## Data supplied

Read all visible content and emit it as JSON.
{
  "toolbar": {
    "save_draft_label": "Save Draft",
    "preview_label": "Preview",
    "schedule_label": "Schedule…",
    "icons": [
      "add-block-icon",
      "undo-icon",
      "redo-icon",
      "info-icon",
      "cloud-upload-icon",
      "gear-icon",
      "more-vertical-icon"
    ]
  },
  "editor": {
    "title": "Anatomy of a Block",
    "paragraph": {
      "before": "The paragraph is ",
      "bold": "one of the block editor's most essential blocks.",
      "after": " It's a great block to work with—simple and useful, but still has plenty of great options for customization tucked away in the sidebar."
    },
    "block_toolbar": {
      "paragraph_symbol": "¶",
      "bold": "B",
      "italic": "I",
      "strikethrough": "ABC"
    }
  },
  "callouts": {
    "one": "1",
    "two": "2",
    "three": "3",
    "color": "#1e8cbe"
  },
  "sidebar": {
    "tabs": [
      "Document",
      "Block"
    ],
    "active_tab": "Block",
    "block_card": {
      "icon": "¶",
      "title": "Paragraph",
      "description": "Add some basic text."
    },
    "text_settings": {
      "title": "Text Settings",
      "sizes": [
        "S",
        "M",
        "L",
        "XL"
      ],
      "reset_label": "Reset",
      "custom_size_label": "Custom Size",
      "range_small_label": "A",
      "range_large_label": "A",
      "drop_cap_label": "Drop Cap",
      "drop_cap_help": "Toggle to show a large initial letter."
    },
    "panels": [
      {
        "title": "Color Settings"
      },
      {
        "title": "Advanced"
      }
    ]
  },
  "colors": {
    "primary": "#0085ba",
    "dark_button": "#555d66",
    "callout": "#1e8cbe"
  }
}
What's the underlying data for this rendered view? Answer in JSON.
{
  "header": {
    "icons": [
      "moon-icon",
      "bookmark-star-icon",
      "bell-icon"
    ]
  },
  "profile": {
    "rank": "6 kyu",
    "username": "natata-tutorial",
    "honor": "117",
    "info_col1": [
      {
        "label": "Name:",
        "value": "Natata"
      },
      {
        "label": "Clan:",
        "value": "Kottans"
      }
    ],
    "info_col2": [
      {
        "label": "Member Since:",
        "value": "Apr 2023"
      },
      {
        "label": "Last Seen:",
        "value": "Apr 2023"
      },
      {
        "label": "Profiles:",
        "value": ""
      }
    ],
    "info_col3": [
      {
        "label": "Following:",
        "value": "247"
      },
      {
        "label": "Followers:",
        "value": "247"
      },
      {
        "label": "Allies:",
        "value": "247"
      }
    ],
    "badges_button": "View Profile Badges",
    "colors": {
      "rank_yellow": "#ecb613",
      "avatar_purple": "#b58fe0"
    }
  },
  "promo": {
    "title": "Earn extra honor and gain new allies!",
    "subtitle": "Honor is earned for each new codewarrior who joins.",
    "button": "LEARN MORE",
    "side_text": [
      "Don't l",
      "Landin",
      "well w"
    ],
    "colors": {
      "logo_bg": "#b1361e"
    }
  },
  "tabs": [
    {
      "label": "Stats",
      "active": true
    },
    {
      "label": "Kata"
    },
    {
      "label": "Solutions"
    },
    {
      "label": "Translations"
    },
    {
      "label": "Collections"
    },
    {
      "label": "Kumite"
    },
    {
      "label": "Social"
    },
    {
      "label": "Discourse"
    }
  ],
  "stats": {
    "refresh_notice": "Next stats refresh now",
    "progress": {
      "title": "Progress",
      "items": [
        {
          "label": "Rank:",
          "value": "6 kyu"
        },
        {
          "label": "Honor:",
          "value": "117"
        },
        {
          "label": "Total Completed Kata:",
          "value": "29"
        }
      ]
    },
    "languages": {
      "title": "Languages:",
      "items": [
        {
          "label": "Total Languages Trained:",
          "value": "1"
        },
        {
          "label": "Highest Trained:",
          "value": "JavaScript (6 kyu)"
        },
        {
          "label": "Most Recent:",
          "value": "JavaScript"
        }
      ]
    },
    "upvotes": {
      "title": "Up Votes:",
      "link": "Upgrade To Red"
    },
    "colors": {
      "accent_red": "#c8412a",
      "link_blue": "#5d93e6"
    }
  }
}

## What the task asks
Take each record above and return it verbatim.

## Exercise output
Read all visible content and emit it as JSON.
{
  "toolbar": {
    "save_draft_label": "Save Draft",
    "preview_label": "Preview",
    "schedule_label": "Schedule…",
    "icons": [
      "add-block-icon",
      "undo-icon",
      "redo-icon",
      "info-icon",
      "cloud-upload-icon",
      "gear-icon",
      "more-vertical-icon"
    ]
  },
  "editor": {
    "title": "Anatomy of a Block",
    "paragraph": {
      "before": "The paragraph is ",
      "bold": "one of the block editor's most essential blocks.",
      "after": " It's a great block to work with—simple and useful, but still has plenty of great options for customization tucked away in the sidebar."
    },
    "block_toolbar": {
      "paragraph_symbol": "¶",
      "bold": "B",
      "italic": "I",
      "strikethrough": "ABC"
    }
  },
  "callouts": {
    "one": "1",
    "two": "2",
    "three": "3",
    "color": "#1e8cbe"
  },
  "sidebar": {
    "tabs": [
      "Document",
      "Block"
    ],
    "active_tab": "Block",
    "block_card": {
      "icon": "¶",
      "title": "Paragraph",
      "description": "Add some basic text."
    },
    "text_settings": {
      "title": "Text Settings",
      "sizes": [
        "S",
        "M",
        "L",
        "XL"
      ],
      "reset_label": "Reset",
      "custom_size_label": "Custom Size",
      "range_small_label": "A",
      "range_large_label": "A",
      "drop_cap_label": "Drop Cap",
      "drop_cap_help": "Toggle to show a large initial letter."
    },
    "panels": [
      {
        "title": "Color Settings"
      },
      {
        "title": "Advanced"
      }
    ]
  },
  "colors": {
    "primary": "#0085ba",
    "dark_button": "#555d66",
    "callout": "#1e8cbe"
  }
}
What's the underlying data for this rendered view? Answer in JSON.
{
  "header": {
    "icons": [
      "moon-icon",
      "bookmark-star-icon",
      "bell-icon"
    ]
  },
  "profile": {
    "rank": "6 kyu",
    "username": "natata-tutorial",
    "honor": "117",
    "info_col1": [
      {
        "label": "Name:",
        "value": "Natata"
      },
      {
        "label": "Clan:",
        "value": "Kottans"
      }
    ],
    "info_col2": [
      {
        "label": "Member Since:",
        "value": "Apr 2023"
      },
      {
        "label": "Last Seen:",
        "value": "Apr 2023"
      },
      {
        "label": "Profiles:",
        "value": ""
      }
    ],
    "info_col3": [
      {
        "label": "Following:",
        "value": "247"
      },
      {
        "label": "Followers:",
        "value": "247"
      },
      {
        "label": "Allies:",
        "value": "247"
      }
    ],
    "badges_button": "View Profile Badges",
    "colors": {
      "rank_yellow": "#ecb613",
      "avatar_purple": "#b58fe0"
    }
  },
  "promo": {
    "title": "Earn extra honor and gain new allies!",
    "subtitle": "Honor is earned for each new codewarrior who joins.",
    "button": "LEARN MORE",
    "side_text": [
      "Don't l",
      "Landin",
      "well w"
    ],
    "colors": {
      "logo_bg": "#b1361e"
    }
  },
  "tabs": [
    {
      "label": "Stats",
      "active": true
    },
    {
      "label": "Kata"
    },
    {
      "label": "Solutions"
    },
    {
      "label": "Translations"
    },
    {
      "label": "Collections"
    },
    {
      "label": "Kumite"
    },
    {
      "label": "Social"
    },
    {
      "label": "Discourse"
    }
  ],
  "stats": {
    "refresh_notice": "Next stats refresh now",
    "progress": {
      "title": "Progress",
      "items": [
        {
          "label": "Rank:",
          "value": "6 kyu"
        },
        {
          "label": "Honor:",
          "value": "117"
        },
        {
          "label": "Total Completed Kata:",
          "value": "29"
        }
      ]
    },
    "languages": {
      "title": "Languages:",
      "items": [
        {
          "label": "Total Languages Trained:",
          "value": "1"
        },
        {
          "label": "Highest Trained:",
          "value": "JavaScript (6 kyu)"
        },
        {
          "label": "Most Recent:",
          "value": "JavaScript"
        }
      ]
    },
    "upvotes": {
      "title": "Up Votes:",
      "link": "Upgrade To Red"
    },
    "colors": {
      "accent_red": "#c8412a",
      "link_blue": "#5d93e6"
    }
  }
}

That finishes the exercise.